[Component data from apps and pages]
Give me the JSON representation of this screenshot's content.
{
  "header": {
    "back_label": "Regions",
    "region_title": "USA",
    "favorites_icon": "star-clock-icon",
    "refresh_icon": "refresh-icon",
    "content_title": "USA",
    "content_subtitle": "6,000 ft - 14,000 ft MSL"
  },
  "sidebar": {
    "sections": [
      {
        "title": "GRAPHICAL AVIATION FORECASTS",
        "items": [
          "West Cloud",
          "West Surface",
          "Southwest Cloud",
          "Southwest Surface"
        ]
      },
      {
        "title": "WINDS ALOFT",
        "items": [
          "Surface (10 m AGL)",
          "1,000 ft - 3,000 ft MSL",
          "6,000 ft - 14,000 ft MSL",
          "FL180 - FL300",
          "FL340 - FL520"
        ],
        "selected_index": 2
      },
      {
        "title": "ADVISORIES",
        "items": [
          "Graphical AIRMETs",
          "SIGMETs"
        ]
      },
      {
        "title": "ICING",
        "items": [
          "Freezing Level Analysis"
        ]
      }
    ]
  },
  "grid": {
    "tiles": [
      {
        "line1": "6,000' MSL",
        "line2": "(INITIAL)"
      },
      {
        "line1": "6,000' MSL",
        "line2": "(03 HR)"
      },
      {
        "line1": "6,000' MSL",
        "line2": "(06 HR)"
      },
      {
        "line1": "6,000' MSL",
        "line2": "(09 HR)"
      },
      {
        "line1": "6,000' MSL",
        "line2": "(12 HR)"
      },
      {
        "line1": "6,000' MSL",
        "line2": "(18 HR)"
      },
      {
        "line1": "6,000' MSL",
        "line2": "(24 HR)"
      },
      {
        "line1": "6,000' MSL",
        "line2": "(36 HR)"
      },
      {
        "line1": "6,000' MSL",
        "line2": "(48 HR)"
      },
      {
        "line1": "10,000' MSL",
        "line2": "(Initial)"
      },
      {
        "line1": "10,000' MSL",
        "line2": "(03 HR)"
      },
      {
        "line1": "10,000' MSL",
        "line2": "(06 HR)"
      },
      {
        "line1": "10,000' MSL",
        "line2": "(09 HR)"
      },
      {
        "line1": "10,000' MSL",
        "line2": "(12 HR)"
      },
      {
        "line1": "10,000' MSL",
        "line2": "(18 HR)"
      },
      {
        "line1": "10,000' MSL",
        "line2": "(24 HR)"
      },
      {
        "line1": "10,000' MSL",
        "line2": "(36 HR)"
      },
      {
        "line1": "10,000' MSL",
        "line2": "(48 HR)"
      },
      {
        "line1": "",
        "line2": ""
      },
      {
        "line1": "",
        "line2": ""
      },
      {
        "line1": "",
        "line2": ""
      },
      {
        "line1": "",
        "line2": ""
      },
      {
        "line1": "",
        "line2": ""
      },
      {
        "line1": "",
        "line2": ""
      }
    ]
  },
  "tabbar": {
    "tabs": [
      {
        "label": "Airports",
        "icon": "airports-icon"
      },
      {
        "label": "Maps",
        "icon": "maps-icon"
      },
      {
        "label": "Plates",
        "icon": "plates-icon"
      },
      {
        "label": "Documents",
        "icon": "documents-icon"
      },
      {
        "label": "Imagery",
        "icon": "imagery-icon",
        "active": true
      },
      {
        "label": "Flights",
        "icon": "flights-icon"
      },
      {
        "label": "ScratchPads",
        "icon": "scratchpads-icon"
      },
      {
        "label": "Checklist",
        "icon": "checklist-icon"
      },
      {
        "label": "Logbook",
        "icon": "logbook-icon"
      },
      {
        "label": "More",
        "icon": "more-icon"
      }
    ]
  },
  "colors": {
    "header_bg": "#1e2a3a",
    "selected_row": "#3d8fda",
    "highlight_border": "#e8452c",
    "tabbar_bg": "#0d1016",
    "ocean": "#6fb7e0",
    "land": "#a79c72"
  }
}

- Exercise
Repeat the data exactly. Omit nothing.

- Response for this exercise
Give me the JSON representation of this screenshot's content.
{
  "header": {
    "back_label": "Regions",
    "region_title": "USA",
    "favorites_icon": "star-clock-icon",
    "refresh_icon": "refresh-icon",
    "content_title": "USA",
    "content_subtitle": "6,000 ft - 14,000 ft MSL"
  },
  "sidebar": {
    "sections": [
      {
        "title": "GRAPHICAL AVIATION FORECASTS",
        "items": [
          "West Cloud",
          "West Surface",
          "Southwest Cloud",
          "Southwest Surface"
        ]
      },
      {
        "title": "WINDS ALOFT",
        "items": [
          "Surface (10 m AGL)",
          "1,000 ft - 3,000 ft MSL",
          "6,000 ft - 14,000 ft MSL",
          "FL180 - FL300",
          "FL340 - FL520"
        ],
        "selected_index": 2
      },
      {
        "title": "ADVISORIES",
        "items": [
          "Graphical AIRMETs",
          "SIGMETs"
        ]
      },
      {
        "title": "ICING",
        "items": [
          "Freezing Level Analysis"
        ]
      }
    ]
  },
  "grid": {
    "tiles": [
      {
        "line1": "6,000' MSL",
        "line2": "(INITIAL)"
      },
      {
        "line1": "6,000' MSL",
        "line2": "(03 HR)"
      },
      {
        "line1": "6,000' MSL",
        "line2": "(06 HR)"
      },
      {
        "line1": "6,000' MSL",
        "line2": "(09 HR)"
      },
      {
        "line1": "6,000' MSL",
        "line2": "(12 HR)"
      },
      {
        "line1": "6,000' MSL",
        "line2": "(18 HR)"
      },
      {
        "line1": "6,000' MSL",
        "line2": "(24 HR)"
      },
      {
        "line1": "6,000' MSL",
        "line2": "(36 HR)"
      },
      {
        "line1": "6,000' MSL",
        "line2": "(48 HR)"
      },
      {
        "line1": "10,000' MSL",
        "line2": "(Initial)"
      },
      {
        "line1": "10,000' MSL",
        "line2": "(03 HR)"
      },
      {
        "line1": "10,000' MSL",
        "line2": "(06 HR)"
      },
      {
        "line1": "10,000' MSL",
        "line2": "(09 HR)"
      },
      {
        "line1": "10,000' MSL",
        "line2": "(12 HR)"
      },
      {
        "line1": "10,000' MSL",
        "line2": "(18 HR)"
      },
      {
        "line1": "10,000' MSL",
        "line2": "(24 HR)"
      },
      {
        "line1": "10,000' MSL",
        "line2": "(36 HR)"
      },
      {
        "line1": "10,000' MSL",
        "line2": "(48 HR)"
      },
      {
        "line1": "",
        "line2": ""
      },
      {
        "line1": "",
        "line2": ""
      },
      {
        "line1": "",
        "line2": ""
      },
      {
        "line1": "",
        "line2": ""
      },
      {
        "line1": "",
        "line2": ""
      },
      {
        "line1": "",
        "line2": ""
      }
    ]
  },
  "tabbar": {
    "tabs": [
      {
        "label": "Airports",
        "icon": "airports-icon"
      },
      {
        "label": "Maps",
        "icon": "maps-icon"
      },
      {
        "label": "Plates",
        "icon": "plates-icon"
      },
      {
        "label": "Documents",
        "icon": "documents-icon"
      },
      {
        "label": "Imagery",
        "icon": "imagery-icon",
        "active": true
      },
      {
        "label": "Flights",
        "icon": "flights-icon"
      },
      {
        "label": "ScratchPads",
        "icon": "scratchpads-icon"
      },
      {
        "label": "Checklist",
        "icon": "checklist-icon"
      },
      {
        "label": "Logbook",
        "icon": "logbook-icon"
      },
      {
        "label": "More",
        "icon": "more-icon"
      }
    ]
  },
  "colors": {
    "header_bg": "#1e2a3a",
    "selected_row": "#3d8fda",
    "highlight_border": "#e8452c",
    "tabbar_bg": "#0d1016",
    "ocean": "#6fb7e0",
    "land": "#a79c72"
  }
}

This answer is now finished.